book review

Over 60 and downwardly mobile

I quit my job of nearly eight years with The Washington Post to live in a van and pursue freedom and solitude. A month into the trip, I learned how lucky I was.

book review

A warts and more warts portrait of Rolling Stone founder Jann Wenner

Author Joe Hagan has produced a disquieting and oddly arms-length bio of a media mogul with almost no laudable qualities beyond his ambition.


An early-morning reader

Roddy Doyle mostly seeks out contemporary fiction and looks to fill gaps.

A collection that’s less than the sum of its stories

Alarcón explicitly thematizes migration, urbanization, the lives of those left behind and discarded, and the emotional byproducts of geographic and social mobility.

Boston Book Festival, set for Saturday, seeks to make sense of ‘Where We Find Ourselves’

Many of the sessions will offer perspectives on travel and the concept of home, finding oneself by engaging with literature, and where we as a nation find ourselves politically.

Whitney Scharer sold her first novel for more than $1 million.

How an Arlington author got a million-dollar book deal

Whitney Scharer’s debut novel, “The Age of Light,” was bought for more than $1 million after a bidding war involving a dozen publishers.

book review

Though your heart is breaking

In “Smile,” Roddy Doyle spins the swift and devastating tale of a man who comes to know the consequences of laughing it off.

new england literary news | nina maclaughlin

Book fest marks political climate; a cure for writer’s block

The theme of this year’s festival, taking place Saturday, Oct. 28 in and around Copley Square, is “Where We Find Ourselves.


Greater Boston author readings Oct. 22-28

A weekly calendar of literary events and author readings.

story behind the book | kate tuttle

A first novel about an old love

For Hoffman, the novel was a new way to write about LGBT characters in a changing community.

Dave Eggers.


Savors rare chance to pick random book

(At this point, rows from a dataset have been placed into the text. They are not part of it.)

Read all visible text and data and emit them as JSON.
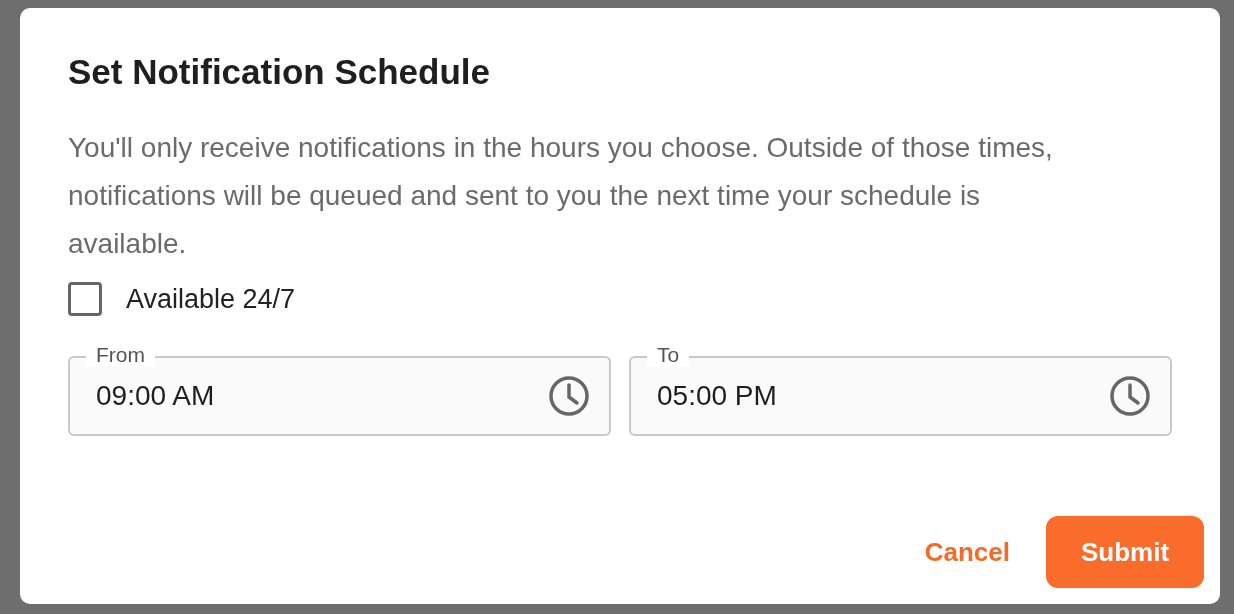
{
  "dialog": {
    "title": "Set Notification Schedule",
    "description": "You'll only receive notifications in the hours you choose. Outside of those times, notifications will be queued and sent to you the next time your schedule is available.",
    "checkbox": {
      "label": "Available 24/7",
      "checked": false
    },
    "fields": [
      {
        "label": "From",
        "value": "09:00 AM"
      },
      {
        "label": "To",
        "value": "05:00 PM"
      }
    ],
    "buttons": [
      {
        "label": "Cancel",
        "kind": "text"
      },
      {
        "label": "Submit",
        "kind": "primary"
      }
    ]
  }
}
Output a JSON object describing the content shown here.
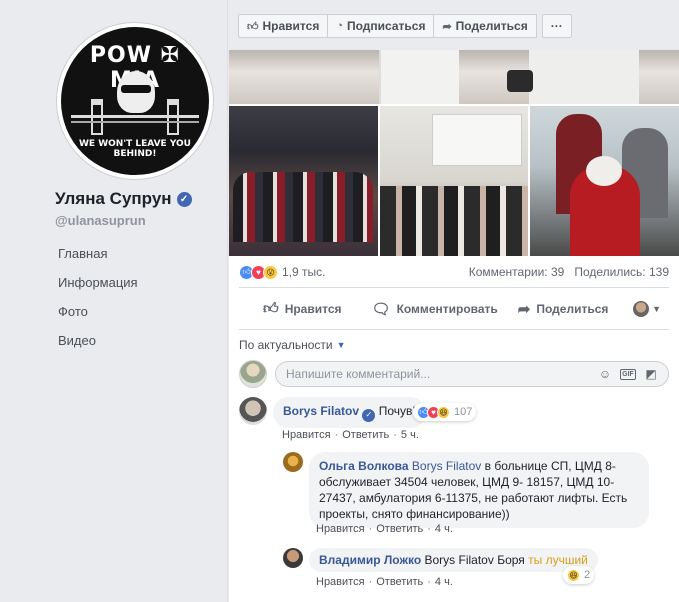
{
  "sidebar": {
    "logo": {
      "top_text": "POW ✠ MIA",
      "bottom_text": "WE WON'T LEAVE YOU BEHIND!"
    },
    "page_name": "Уляна Супрун",
    "handle": "@ulanasuprun",
    "nav": [
      "Главная",
      "Информация",
      "Фото",
      "Видео"
    ]
  },
  "topbar": {
    "like": "Нравится",
    "follow": "Подписаться",
    "share": "Поделиться",
    "more": "···"
  },
  "post": {
    "reactions_count": "1,9 тыс.",
    "comments_count": "Комментарии: 39",
    "shares_count": "Поделились: 139",
    "actions": {
      "like": "Нравится",
      "comment": "Комментировать",
      "share": "Поделиться"
    },
    "sort_label": "По актуальности",
    "composer_placeholder": "Напишите комментарий...",
    "composer_gif": "GIF"
  },
  "comments": [
    {
      "author": "Borys Filatov",
      "text": "Почув!",
      "reactions": "107",
      "meta": {
        "like": "Нравится",
        "reply": "Ответить",
        "time": "5 ч."
      }
    },
    {
      "author": "Ольга Волкова",
      "mention": "Borys Filatov",
      "text": " в больнице СП, ЦМД 8-обслуживает 34504 человек, ЦМД 9- 18157, ЦМД 10-27437, амбулатория 6-11375, не работают лифты. Есть проекты, снято финансирование))",
      "meta": {
        "like": "Нравится",
        "reply": "Ответить",
        "time": "4 ч."
      }
    },
    {
      "author": "Владимир Ложко",
      "mention": "Borys Filatov",
      "text_plain": " Боря ",
      "text_highlight": "ты лучший",
      "reactions": "2",
      "meta": {
        "like": "Нравится",
        "reply": "Ответить",
        "time": "4 ч."
      }
    }
  ],
  "colors": {
    "brand": "#4267b2",
    "link": "#385898",
    "background": "#e9ebee"
  }
}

Dave Eggers says most of his reading is involved with his work with McSweeney’s.

book review

The fault in John Green’s new novel isn’t in his stars

“Turtles All The Way Down’’ contains familiar pleasures for fans along with an arresting portrait of mental illness, but the balance is off.

Donald Murray and his wife Minnie Mae. She was the subject of many of his columns for the Boston Globe.

Beloved writer’s archives are back where they belong

After nearly 20 years, the papers of award-winning writer Donald Murray have found their way back to the UNH campus in Durham.

Brooklyn, New York-John Hodgman, author of “Vacationland” lies on a grave at the Green-Wood Cemetery. John Hodgman is a writer, comedian and author of three best-selling books about fake facts. He is the host of the Judge John Hodgman podcast and contributes a weekly column for the New York Times Magazine. Vacationland is his first non- fiction book. The Brookline native will appear at the Coolidge Corner Theatre on November 1 at 6 PM , followed by a book signing at the Brookline Booksmith at 7 PM.

Q&A | Magazine

Comedian John Hodgman runs out of fake facts, turns to the truth

The Brookline native weighs in on his first nonfiction book, rage and spite here in Massachusetts, and Maine’s “painful beaches.”

FRANKFURT AM MAIN, GERMANY - OCTOBER 15: Guest applaud Margaret Atwood during the 'Peace Prize of the German Book Trade' ceremony of German Publishers and Booksellers Association, at St. Paul's Church (Paulskirche) on October 15, 2017 in Frankfurt am Main, Germany. The Board of Trustees of the Peace Prize of the German Book Trade has chosen the Canadian author, essayist and poet Margaret Atwood to be the recipient of this year's Peace Prize. The Peace Prize has been awarded since 1950 and is endowed with a sum of 25,000 Euro. (Photo by Thomas Lohnes/Getty Images)

Margaret Atwood receives Franz Kafka award in Prague

The celebrated Canadian novelist and poet has been awarded the Franz Kafka Prize.

Your Week Ahead

Five things to do, Oct. 16-22

Frog Pond Pumpkin Float, Faneuil Hall Marketplace A Cappella Competition, and more.


Crime authors to speak at Reading library

Brunonia Barry, Randy Susan Meyers, and Hank Phillippi Ryan will speak Oct. 25 at 7 p.m.

the story behind the book | kate tuttle

Majoring in espionage

“Spy Schools’’ looks at American and international spy agencies and their incursions into academia.